It’s enough to make anyone smile and kick up their heels. But the route must go on.
The two wrap up their conversations, and Liz is back in the car with John, who has his own way of keeping amused.
“I'm kind of a crossword addict,” he confesses, under the mustache. He holds up a book with the page folded over. Black and white boxes are smudged with pencil lead, darkening the negative space on the page.
“I'd be sitting at home working a crossword puzzle anyway.” His tone is non-negotiable, and he goes back to the riddle he was figuring. Liz is already back from another stop, gets in and shuts the door. John picks up with his part of the teamwork, but drives a little further past a driveway than Liz would prefer — provoking admonition. Directions aren’t needed, though driving advice has its place.
“I complain about his driving and his parking because he makes me walk,” Liz says. Her nose wrinkles up, but she stops short of a laugh.
Lastly, the car pulls into the parking lot at a local motel. Liz doesn’t need to rap on the door at this stop; it’s already open.
The man sitting on the side of the bed recognizes her instantly and proceeds to tell of his latest predicament surrounding an insurance claim. Liz, who worked with insurance in the big city before retiring to her East Texas life, offers to help.
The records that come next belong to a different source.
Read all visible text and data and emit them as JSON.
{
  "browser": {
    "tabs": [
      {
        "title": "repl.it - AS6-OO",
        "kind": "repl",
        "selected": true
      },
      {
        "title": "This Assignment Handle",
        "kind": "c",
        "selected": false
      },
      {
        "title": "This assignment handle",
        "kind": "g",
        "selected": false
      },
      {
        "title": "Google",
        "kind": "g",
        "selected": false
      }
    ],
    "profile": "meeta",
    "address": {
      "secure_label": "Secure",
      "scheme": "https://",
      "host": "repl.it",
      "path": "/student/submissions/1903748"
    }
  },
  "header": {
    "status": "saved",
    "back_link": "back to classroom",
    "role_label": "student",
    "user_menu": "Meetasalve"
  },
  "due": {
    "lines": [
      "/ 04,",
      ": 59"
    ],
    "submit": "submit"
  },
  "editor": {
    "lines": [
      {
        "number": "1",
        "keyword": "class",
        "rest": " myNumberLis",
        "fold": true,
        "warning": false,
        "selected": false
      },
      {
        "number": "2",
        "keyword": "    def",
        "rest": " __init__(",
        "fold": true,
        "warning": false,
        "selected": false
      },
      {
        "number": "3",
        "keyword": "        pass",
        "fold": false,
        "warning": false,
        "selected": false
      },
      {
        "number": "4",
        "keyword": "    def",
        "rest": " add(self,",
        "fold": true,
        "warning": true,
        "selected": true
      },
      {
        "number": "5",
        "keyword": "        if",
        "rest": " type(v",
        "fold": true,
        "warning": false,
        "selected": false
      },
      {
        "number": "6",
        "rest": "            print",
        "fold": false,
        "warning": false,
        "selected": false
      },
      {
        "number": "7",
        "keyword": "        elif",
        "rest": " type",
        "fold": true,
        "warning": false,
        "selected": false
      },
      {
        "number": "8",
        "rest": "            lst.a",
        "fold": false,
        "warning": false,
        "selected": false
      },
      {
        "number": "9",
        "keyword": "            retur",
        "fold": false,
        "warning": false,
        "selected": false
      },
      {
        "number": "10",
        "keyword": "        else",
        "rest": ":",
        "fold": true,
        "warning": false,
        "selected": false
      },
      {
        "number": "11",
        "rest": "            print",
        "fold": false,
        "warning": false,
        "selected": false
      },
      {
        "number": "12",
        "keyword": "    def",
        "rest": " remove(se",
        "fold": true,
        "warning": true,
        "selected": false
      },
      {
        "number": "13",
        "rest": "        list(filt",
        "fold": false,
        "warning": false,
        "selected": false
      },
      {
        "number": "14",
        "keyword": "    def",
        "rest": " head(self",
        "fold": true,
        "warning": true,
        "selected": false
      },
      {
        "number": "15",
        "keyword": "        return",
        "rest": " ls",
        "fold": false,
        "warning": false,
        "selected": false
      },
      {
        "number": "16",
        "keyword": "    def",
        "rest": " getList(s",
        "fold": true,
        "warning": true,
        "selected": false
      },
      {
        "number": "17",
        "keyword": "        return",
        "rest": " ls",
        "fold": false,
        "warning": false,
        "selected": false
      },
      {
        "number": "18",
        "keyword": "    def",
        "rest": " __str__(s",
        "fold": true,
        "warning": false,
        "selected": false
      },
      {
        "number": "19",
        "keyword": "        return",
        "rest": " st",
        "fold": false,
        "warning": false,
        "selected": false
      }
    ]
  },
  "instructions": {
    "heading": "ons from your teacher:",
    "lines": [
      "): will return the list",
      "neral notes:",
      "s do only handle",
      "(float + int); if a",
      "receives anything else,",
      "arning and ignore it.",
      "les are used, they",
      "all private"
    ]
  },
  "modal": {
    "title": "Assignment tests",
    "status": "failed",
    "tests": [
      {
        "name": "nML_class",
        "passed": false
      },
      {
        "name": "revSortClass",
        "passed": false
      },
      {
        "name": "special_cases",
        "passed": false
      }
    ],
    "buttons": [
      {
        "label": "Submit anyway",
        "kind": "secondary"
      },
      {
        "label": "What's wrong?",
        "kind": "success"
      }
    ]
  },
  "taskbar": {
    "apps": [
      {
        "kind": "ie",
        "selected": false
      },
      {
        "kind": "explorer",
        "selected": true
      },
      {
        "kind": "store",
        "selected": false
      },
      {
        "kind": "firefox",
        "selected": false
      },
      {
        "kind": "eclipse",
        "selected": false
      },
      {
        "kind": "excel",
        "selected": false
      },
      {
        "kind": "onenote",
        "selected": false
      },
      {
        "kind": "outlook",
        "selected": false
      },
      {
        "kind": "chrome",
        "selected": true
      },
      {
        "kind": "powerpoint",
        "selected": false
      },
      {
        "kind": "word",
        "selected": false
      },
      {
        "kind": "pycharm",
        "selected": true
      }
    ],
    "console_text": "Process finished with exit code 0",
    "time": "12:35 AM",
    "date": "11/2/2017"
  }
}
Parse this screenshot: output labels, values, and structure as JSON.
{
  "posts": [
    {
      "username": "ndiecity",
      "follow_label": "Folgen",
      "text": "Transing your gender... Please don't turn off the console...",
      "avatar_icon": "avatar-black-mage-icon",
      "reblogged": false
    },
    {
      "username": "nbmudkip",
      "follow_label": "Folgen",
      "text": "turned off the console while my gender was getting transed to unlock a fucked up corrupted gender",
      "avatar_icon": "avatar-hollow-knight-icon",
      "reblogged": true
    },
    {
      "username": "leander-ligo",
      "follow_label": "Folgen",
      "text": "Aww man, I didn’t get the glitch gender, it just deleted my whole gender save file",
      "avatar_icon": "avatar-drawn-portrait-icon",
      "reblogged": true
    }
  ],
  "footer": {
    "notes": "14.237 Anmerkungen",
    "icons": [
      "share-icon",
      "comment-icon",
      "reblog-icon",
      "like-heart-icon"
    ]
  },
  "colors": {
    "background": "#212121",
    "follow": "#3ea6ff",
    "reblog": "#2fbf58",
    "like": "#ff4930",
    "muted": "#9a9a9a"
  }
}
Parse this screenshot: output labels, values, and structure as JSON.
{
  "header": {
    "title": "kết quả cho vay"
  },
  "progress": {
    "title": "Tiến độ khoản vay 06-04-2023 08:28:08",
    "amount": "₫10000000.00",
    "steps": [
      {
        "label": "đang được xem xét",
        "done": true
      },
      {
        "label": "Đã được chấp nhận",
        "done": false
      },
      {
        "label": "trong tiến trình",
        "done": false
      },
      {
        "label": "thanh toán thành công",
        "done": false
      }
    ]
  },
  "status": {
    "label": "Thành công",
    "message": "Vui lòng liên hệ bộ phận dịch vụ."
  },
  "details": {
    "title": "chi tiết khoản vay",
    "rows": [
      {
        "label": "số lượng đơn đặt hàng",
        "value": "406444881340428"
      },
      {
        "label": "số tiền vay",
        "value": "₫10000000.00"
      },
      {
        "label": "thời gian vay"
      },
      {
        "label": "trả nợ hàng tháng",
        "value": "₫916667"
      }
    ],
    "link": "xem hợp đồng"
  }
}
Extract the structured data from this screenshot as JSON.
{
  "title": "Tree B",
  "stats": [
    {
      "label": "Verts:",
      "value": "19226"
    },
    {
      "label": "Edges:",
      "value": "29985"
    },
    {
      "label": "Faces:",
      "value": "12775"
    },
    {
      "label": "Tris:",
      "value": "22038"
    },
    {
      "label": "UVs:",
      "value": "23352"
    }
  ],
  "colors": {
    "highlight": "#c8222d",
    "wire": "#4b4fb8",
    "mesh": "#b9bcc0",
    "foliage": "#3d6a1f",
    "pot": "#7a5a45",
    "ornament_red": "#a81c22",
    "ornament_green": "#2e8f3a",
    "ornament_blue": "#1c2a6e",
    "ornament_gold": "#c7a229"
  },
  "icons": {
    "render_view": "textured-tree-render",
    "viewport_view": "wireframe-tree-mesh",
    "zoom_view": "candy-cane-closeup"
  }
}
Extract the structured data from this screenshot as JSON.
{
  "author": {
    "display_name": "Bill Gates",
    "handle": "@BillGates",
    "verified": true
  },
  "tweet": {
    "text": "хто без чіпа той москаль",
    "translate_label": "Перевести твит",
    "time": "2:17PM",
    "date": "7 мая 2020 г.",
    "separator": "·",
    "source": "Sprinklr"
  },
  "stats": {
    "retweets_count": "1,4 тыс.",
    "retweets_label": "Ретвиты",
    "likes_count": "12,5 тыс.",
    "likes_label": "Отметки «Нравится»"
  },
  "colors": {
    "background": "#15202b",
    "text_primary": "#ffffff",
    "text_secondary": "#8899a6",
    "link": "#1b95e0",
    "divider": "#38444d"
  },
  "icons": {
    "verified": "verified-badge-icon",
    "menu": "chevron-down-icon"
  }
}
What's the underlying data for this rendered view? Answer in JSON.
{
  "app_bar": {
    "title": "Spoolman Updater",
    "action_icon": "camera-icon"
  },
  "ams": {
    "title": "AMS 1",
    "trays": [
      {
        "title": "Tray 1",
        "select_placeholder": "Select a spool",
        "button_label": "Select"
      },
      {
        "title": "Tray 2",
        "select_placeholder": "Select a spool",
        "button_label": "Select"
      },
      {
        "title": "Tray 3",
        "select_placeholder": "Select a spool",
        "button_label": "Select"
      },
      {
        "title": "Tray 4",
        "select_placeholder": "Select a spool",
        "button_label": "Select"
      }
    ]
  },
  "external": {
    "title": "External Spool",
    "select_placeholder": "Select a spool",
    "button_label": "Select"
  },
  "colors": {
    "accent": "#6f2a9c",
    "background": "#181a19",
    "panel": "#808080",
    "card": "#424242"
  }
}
“I'll call them for you next week,” she says, and the man with sea-blue eyes nods and smiles.
It's apparent that the people on this route are more than names or addresses.
“One year if it hadn't been for y'all, I probably would have starved,” he says.